Booklist, December 15, 2002, review of The Columbia Guide to American Environmental History, p. 776.
California Monthly, June, 2002, Russell Schoch, "A Conversation with Carolyn Merchant."
Economic Geography, October, 1993, Laura Pulido, review of Radical Ecology, pp. 445-448.
Environment, January-February, 1982, Jessica Raimi, review of The Death of Nature: Women, Ecology and the Scientific Revolution, p. 45; October, 2003, Arthur H. Westing, review of The Columbia Guide to American Environmental History, p. 40.
Environmental Action, summer, 1992, Carolyn Merchant and Janet Biehl, "Perspectives on Ecofeminism."
Geographical Review, July, 1991, M. M. Bellamy, review of Ecological Revolutions.
History: Review of New Books, winter, 2003, Carla S. Tengan, review of The Columbia Guide to American Environmental History, p. 63.
Journal of American History, March, 1991, Yasuhide Kawashima, review of Ecological Revolutions, p. 1326.

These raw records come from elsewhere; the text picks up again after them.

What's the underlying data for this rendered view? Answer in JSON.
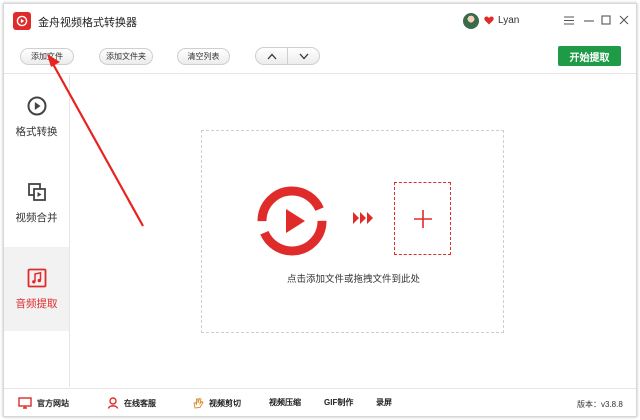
{
  "app": {
    "title": "金舟视频格式转换器"
  },
  "user": {
    "name": "Lyan"
  },
  "toolbar": {
    "add_file": "添加文件",
    "add_folder": "添加文件夹",
    "clear_list": "清空列表",
    "start": "开始提取"
  },
  "sidebar": {
    "items": [
      {
        "label": "格式转换",
        "icon": "play-circle-icon",
        "active": false
      },
      {
        "label": "视频合并",
        "icon": "merge-icon",
        "active": false
      },
      {
        "label": "音频提取",
        "icon": "music-note-icon",
        "active": true
      }
    ]
  },
  "main": {
    "hint": "点击添加文件或拖拽文件到此处"
  },
  "footer": {
    "official_site": "官方网站",
    "online_support": "在线客服",
    "video_cut": "视频剪切",
    "video_compress": "视频压缩",
    "gif_make": "GIF制作",
    "screen_record": "录屏",
    "version": "版本：v3.8.8"
  },
  "colors": {
    "accent": "#e02b2b",
    "start_button": "#1f9b48"
  }
}
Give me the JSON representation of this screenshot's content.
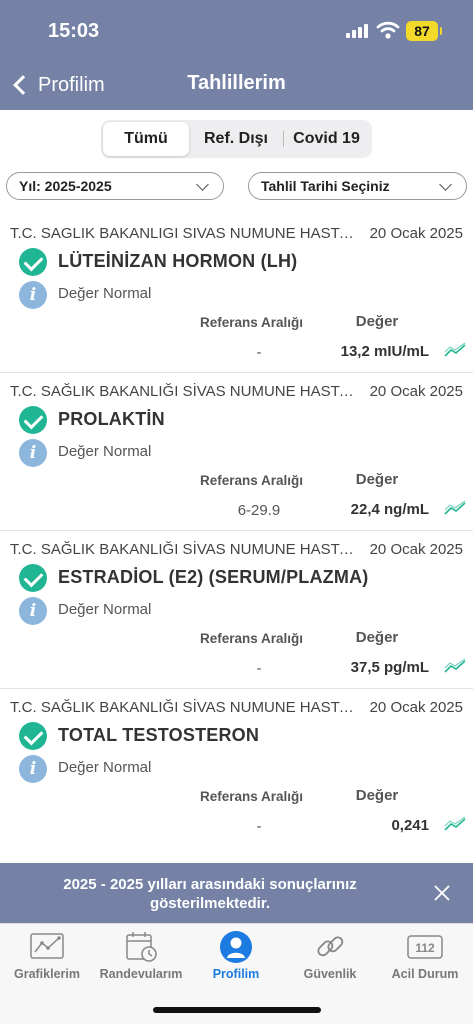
{
  "status_bar": {
    "time": "15:03",
    "battery": "87"
  },
  "nav": {
    "back_label": "Profilim",
    "title": "Tahlillerim"
  },
  "segments": [
    {
      "label": "Tümü",
      "active": true
    },
    {
      "label": "Ref. Dışı",
      "active": false
    },
    {
      "label": "Covid 19",
      "active": false
    }
  ],
  "filters": {
    "year": "Yıl: 2025-2025",
    "date": "Tahlil Tarihi Seçiniz"
  },
  "results": [
    {
      "hospital": "T.C. SAGLIK BAKANLIGI SIVAS NUMUNE HASTANESİ",
      "date": "20 Ocak 2025",
      "test": "LÜTEİNİZAN HORMON (LH)",
      "status": "Değer Normal",
      "ref_header": "Referans Aralığı",
      "val_header": "Değer",
      "ref": "-",
      "value": "13,2 mIU/mL"
    },
    {
      "hospital": "T.C. SAĞLIK BAKANLIĞI SİVAS NUMUNE HASTANESİ",
      "date": "20 Ocak 2025",
      "test": "PROLAKTİN",
      "status": "Değer Normal",
      "ref_header": "Referans Aralığı",
      "val_header": "Değer",
      "ref": "6-29.9",
      "value": "22,4 ng/mL"
    },
    {
      "hospital": "T.C. SAĞLIK BAKANLIĞI SİVAS NUMUNE HASTANESİ",
      "date": "20 Ocak 2025",
      "test": "ESTRADİOL (E2) (SERUM/PLAZMA)",
      "status": "Değer Normal",
      "ref_header": "Referans Aralığı",
      "val_header": "Değer",
      "ref": "-",
      "value": "37,5 pg/mL"
    },
    {
      "hospital": "T.C. SAĞLIK BAKANLIĞI SİVAS NUMUNE HASTANESİ",
      "date": "20 Ocak 2025",
      "test": "TOTAL TESTOSTERON",
      "status": "Değer Normal",
      "ref_header": "Referans Aralığı",
      "val_header": "Değer",
      "ref": "-",
      "value": "0,241"
    }
  ],
  "toast": {
    "text": "2025 - 2025 yılları arasındaki sonuçlarınız gösterilmektedir."
  },
  "tabs": [
    {
      "label": "Grafiklerim",
      "icon": "chart-icon"
    },
    {
      "label": "Randevularım",
      "icon": "calendar-clock-icon"
    },
    {
      "label": "Profilim",
      "icon": "person-icon",
      "active": true
    },
    {
      "label": "Güvenlik",
      "icon": "link-icon"
    },
    {
      "label": "Acil Durum",
      "icon": "emergency-112-icon",
      "badge": "112"
    }
  ],
  "colors": {
    "header_bg": "#7582a6",
    "check_green": "#21b693",
    "info_blue": "#8cb6dc",
    "active_tab": "#1c7be0",
    "battery": "#f3da2a"
  }
}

Journal of Environmental Planning & Management, June, 1995, Ian Thompson, review of Radical Ecology.
Journal of Public Policy & Marketing, fall, 1994, William E. Kilbourne, review of Radical Ecology.
Journal of Women's History, June, 1995, Virginia Scharff, "Are Earth Girls Easy? Ecofeminism, Women's History, and Environmental History," p. 164.
Library Journal, January 1, 1996, Susan Maret, review of Earthcare: Women and the Environment, p. 135; December, 2003, Eva Lautemann, review of Encyclopedia of World Environmental History, p. 94.
Monthly Review, December, 1993, Victor Wallis, review of Radical Ecology, p. 52.
New England Quarterly, September, 1990, Cynthia Russett, review of Ecological Revolutions, pp. 475-478.
NWSA Journal, summer, 1994, Sarah S. Forth, review of Radical Ecology, p. 324.
Organization & Environment, June, 1998, Robyn Eckersley, "The Death of Nature and the Birth of the Ecological Humanities," p. 183.
Political Studies, March 1, 1997, Keekok Lee, review of Earthcare, p. 205.
Publishers Weekly, March 17, 2003, review of Reinventing Eden: The Fate of Nature in Western Culture, p. 63.
Renaissance Quarterly, summer, 1982, Maryanne Cline Horowitz, review of The Death of Nature, pp. 294-297.
Signs: Journal of Women in Culture & Society, winter, 2000, Barbara T. Gates, review of Earthcare, p. 602.
Social Science Quarterly, December, 1993, Bob Pepperman Taylor, review of Radical Ecology, p. 918.
Western Historical Quarterly, summer, 1999, Andrew Honker, review of Green versus Gold: Sources in California's Environmental History, pp. 234-235.
Whole Earth Review, spring 1996, Stephanie Mills, review of The Death of Nature, p. 40.
Women's Review of Books, September, 2003, Paula DiPerna, "Who Needs Paradise?," pp. 18-21.
Mindfully.com, http://www.mindfully.org/ (June 12, 2004), Russell Schoch, "A Conversation with Carolyn Merchant."
University of California, Berkeley, http://espm.berkeley.edu/ (May 27, 2004), faculty profile of Carolyn Merchant.